What you are asked to do: Among the records below, which lines contain the string "about"? Report them.

Material provided:
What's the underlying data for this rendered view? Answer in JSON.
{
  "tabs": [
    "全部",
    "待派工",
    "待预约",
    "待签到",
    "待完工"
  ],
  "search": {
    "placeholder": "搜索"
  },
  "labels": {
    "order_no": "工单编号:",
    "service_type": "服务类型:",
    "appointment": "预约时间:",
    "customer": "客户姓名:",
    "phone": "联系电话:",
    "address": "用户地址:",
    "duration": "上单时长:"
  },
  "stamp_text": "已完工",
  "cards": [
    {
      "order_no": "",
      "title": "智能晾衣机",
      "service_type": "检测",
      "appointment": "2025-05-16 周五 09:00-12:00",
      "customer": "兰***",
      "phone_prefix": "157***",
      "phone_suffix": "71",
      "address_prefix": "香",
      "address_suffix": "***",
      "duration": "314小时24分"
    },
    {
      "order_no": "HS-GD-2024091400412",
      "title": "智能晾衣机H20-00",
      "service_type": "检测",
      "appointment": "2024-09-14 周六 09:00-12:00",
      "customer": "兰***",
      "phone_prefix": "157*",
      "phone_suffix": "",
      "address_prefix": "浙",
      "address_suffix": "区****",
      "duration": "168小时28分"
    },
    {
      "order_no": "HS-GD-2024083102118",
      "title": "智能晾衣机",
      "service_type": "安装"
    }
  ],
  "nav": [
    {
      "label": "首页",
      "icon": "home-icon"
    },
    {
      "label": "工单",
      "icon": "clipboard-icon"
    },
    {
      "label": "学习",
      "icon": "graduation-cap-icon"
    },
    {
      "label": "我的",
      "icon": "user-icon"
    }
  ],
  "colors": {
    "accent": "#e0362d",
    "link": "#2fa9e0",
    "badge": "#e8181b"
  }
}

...

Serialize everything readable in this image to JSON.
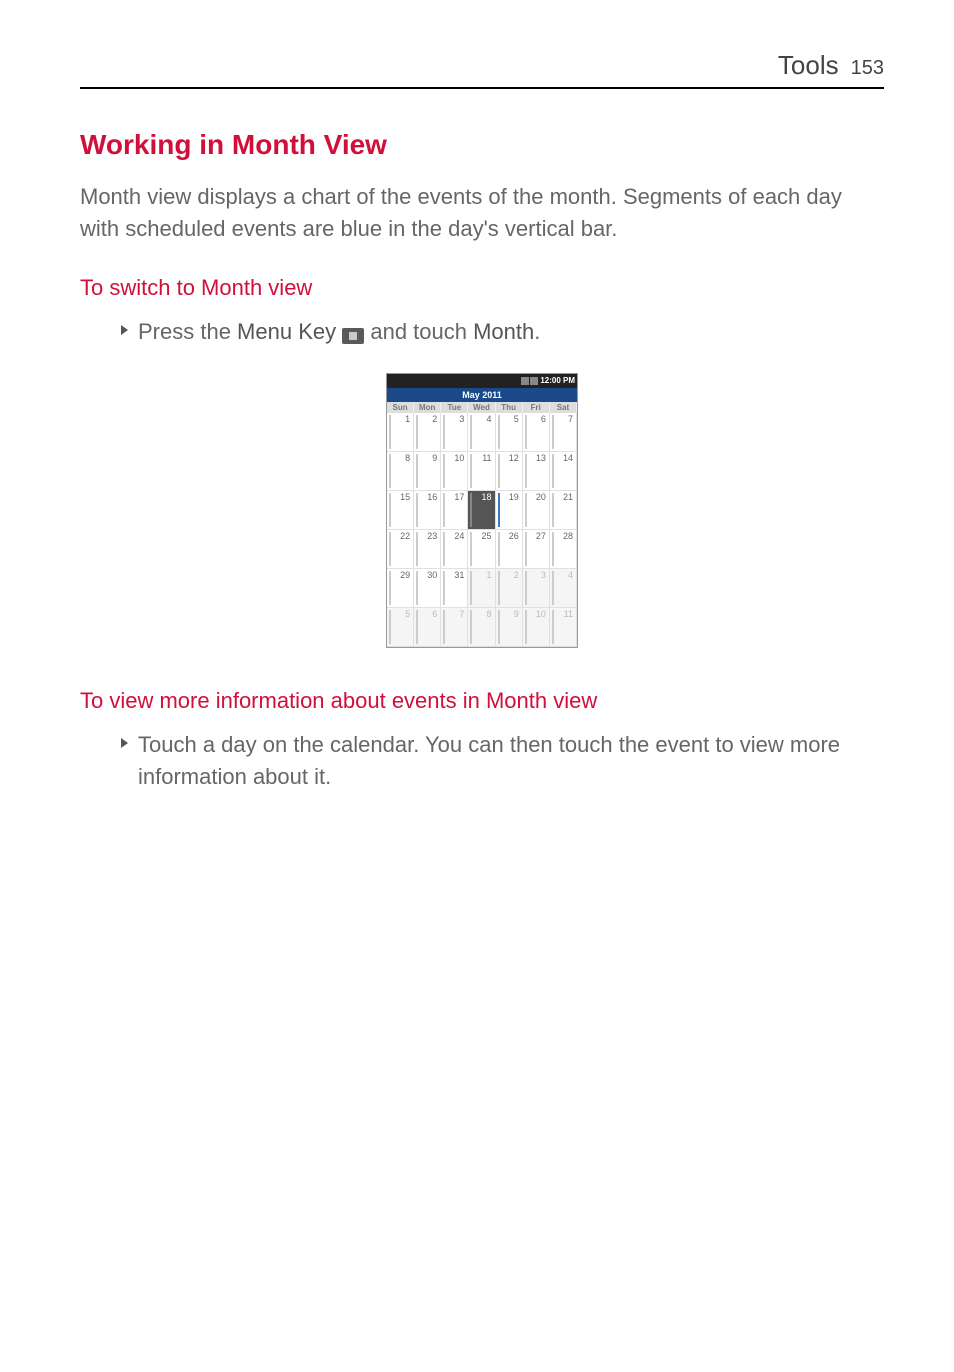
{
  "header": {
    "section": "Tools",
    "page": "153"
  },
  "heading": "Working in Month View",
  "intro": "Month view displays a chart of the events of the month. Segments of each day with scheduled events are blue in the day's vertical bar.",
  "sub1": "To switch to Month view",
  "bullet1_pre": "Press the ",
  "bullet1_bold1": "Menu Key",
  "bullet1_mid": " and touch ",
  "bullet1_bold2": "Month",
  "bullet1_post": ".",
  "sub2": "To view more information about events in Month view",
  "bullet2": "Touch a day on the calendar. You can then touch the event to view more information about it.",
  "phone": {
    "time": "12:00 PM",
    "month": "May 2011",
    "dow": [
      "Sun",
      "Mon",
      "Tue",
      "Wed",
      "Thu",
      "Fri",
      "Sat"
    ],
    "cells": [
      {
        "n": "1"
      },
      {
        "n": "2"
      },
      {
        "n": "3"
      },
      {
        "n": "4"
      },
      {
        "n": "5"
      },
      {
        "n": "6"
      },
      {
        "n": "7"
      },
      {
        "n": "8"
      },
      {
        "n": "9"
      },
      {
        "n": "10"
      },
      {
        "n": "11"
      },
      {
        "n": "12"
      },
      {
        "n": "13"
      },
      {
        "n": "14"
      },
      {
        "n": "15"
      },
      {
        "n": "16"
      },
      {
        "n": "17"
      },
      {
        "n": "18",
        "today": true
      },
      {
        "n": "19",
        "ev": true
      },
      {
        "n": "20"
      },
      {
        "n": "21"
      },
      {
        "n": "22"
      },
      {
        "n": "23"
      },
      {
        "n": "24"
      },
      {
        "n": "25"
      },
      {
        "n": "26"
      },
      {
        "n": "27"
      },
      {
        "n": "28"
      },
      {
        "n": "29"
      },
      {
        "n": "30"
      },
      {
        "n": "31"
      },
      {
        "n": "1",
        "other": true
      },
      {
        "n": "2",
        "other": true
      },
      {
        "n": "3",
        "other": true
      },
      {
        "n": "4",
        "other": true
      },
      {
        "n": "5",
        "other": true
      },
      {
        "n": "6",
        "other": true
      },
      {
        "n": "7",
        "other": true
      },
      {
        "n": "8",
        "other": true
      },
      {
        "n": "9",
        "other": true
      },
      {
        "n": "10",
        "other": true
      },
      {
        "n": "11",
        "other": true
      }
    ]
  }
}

Solution to this task:
  "sub2": "To view more information about events in Month view",
  "bullet2": "Touch a day on the calendar. You can then touch the event to view more information about it.",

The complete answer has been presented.